I would say that I firmly believe a good knowledge of the subject is valuable but I also have numerous examples of training limiting the options available. My approach has always been that I didn’t and don’t have all the answers. I believe dementia effects each person differently and we should learn from them and their relatives to find appropriate ways of working rather than fit each to a pre-conceived therapeutic model, which unfortunately I still see from the majority of qualified therapists. Where it’s appropriate I’ve gone to specialists to bring in the very best advice I can. In the last few years this has meant we’ve brought musicians, composers, writers, artists, filmmakers and numerous others to work in sessions with care staff and qualified nurses. We had one of our residents coaching boxing to youngs lads at a gym as he'd done some fifty years before. Residents and their families are 100% behind this approach, they’ve seen actual benefits whether it’s simply that more people are involved, mobile and active or simply that the home is a more vibrant and fun place to be, it shouldn’t be underestimated.

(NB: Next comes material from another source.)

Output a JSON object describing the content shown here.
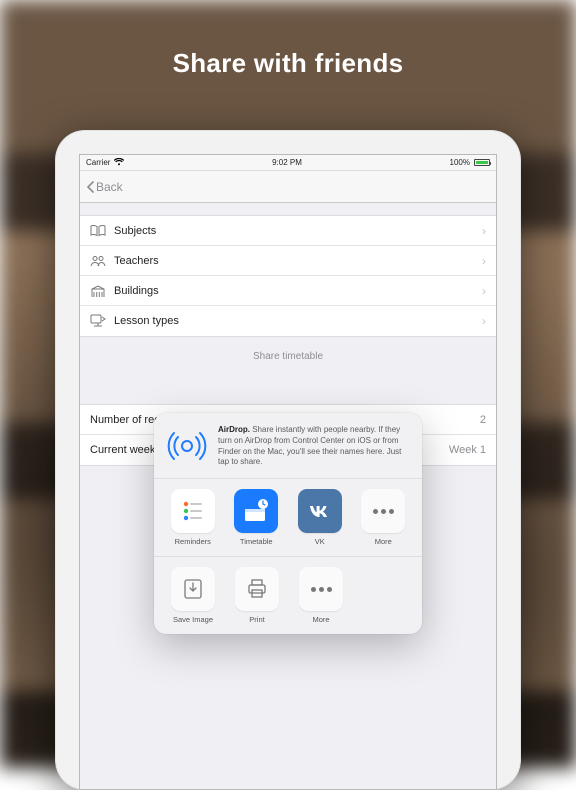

The comment about the ‘lady hitting my guitar with a hammer’ is exactly what happened and it is on the face of it humourous. I firmly believe laughter is an important part of dementia care, many of the people I work with laugh throughout our sessions. I’ve also seen excellent committed carers absolutely burnt out by an overly serious moralising approach. The opportunity to work with someone with dementia is a major responsibility and I’ve always placed the issue of representation at the top of the agenda. Part of the reason for working to release books, records and produce exhibitions has always been to bring the condition to a wider public in an honest and open way, as it still remains a hidden and illness. We've been extremly successful in doing this. As I mentioned in the programme the lady’s daughter was delighted by the sessions and often joined in and we would talk through the work in exactly this way. The truth is the humour involved allowed her to see her mum positively for the first time in several years. Re the comment about what this activity implies; this is a fair point about which I would have enjoyed covering into in greater depth.
As I mentioned earlier I don’t believe there is one correct answer or approach to dementia care, I certainly seen some abysmal qualified music therapists, some actually working with my own mother who is now resident in a care home (she’s said she finds the sessions patronising and childish), and some who are excellent. My approach is simply a way giving new appropriate opportunities using a wider range of techniques than had been previously available. In the last seven years we have always had a far longer waiting list than we were able to fill, residents have wanted to take part.
Dr. Wendy Magee